I was talking to a client today about a security incident and the discussion turned to how threat actors are using increasingly more sophisticated ways to attack individuals and companies. She lamented that we know more than the average individual about how they implement attacks, but she worries about her mother, who is frequently online. I suggested that she educate her mother about different techniques that are being used in cyber-attacks and to provide her with resources on the risks of using the Internet and how to protect herself from scams.
Perfect Privacy Tip for this week!
There are several resources that all of us can provide to our senior family and friends to help protect them from online scams and frauds.
The Federal Trade Commission (FTC) has a great website and lots of helpful hints on how to protect yourself from scams, including identity theft and online security. Subscribe to its scam Consumer Alerts (there are very few times I will say to subscribe to a list-serve, but this is one of them!) The scam alerts are helpful to anyone, including seniors. They alert the subscribers to the newest scams and warns them of the scams that the FTC are seeing reported to it to educate consumers on how the scams work.

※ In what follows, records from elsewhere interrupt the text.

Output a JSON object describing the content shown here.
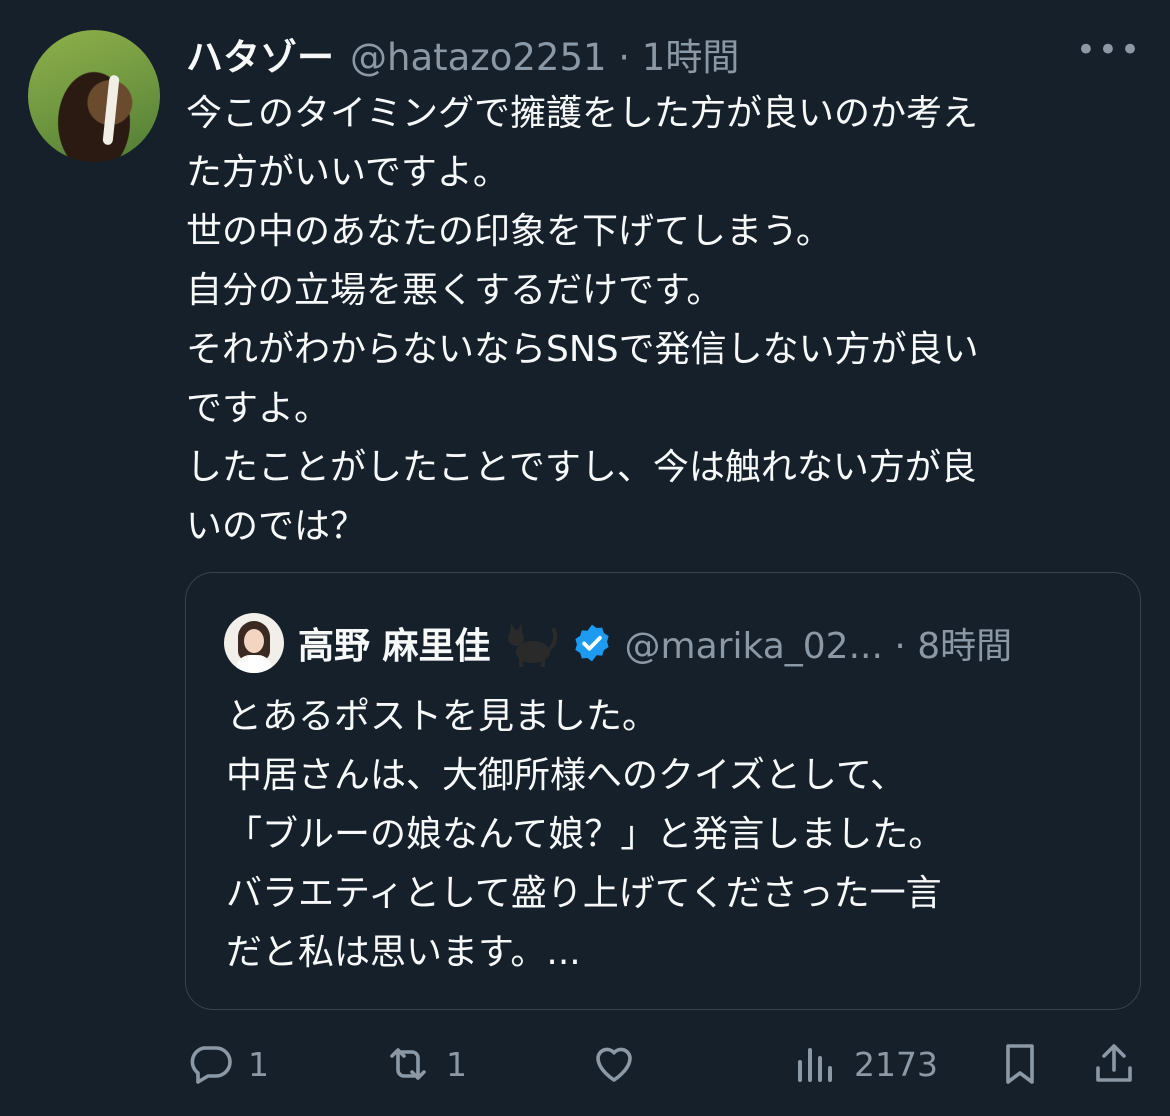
{
  "tweet": {
    "display_name": "ハタゾー",
    "handle_time": "@hatazo2251 · 1時間",
    "more": "•••",
    "lines": [
      "今このタイミングで擁護をした方が良いのか考え",
      "た方がいいですよ。",
      "世の中のあなたの印象を下げてしまう。",
      "自分の立場を悪くするだけです。",
      "それがわからないならSNSで発信しない方が良い",
      "ですよ。",
      "したことがしたことですし、今は触れない方が良",
      "いのでは？"
    ]
  },
  "quote": {
    "display_name": "高野 麻里佳",
    "handle_time": "@marika_02... · 8時間",
    "lines": [
      "とあるポストを見ました。",
      "中居さんは、大御所様へのクイズとして、",
      "「ブルーの娘なんて娘？」と発言しました。",
      "バラエティとして盛り上げてくださった一言",
      "だと私は思います。..."
    ]
  },
  "actions": {
    "reply_count": "1",
    "retweet_count": "1",
    "like_count": "",
    "views_count": "2173"
  },
  "colors": {
    "background": "#15202b",
    "text": "#f7f9f9",
    "secondary": "#8b98a5",
    "border": "#38444d",
    "verified": "#1d9bf0"
  }
}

There are lots of publications issued by consumer protection organizations to assist seniors with online safety, including AARP and others. One article I particularly like is “The Ultimate Internet Safety Guide for Seniors in 2023,” authored by Katarina Glamoslija of SafetyDetectives. She touts it as a one-stop shop for internet security assistance, and I agree that it is a pretty decent stop.
We all have family and friends who could use a little coaching on avoiding scams, including the seniors in our lives. Think about those in your life who could use a little coaching and pass this article along. You may be a hero when you help prevent them from becoming the victim of a romance scam.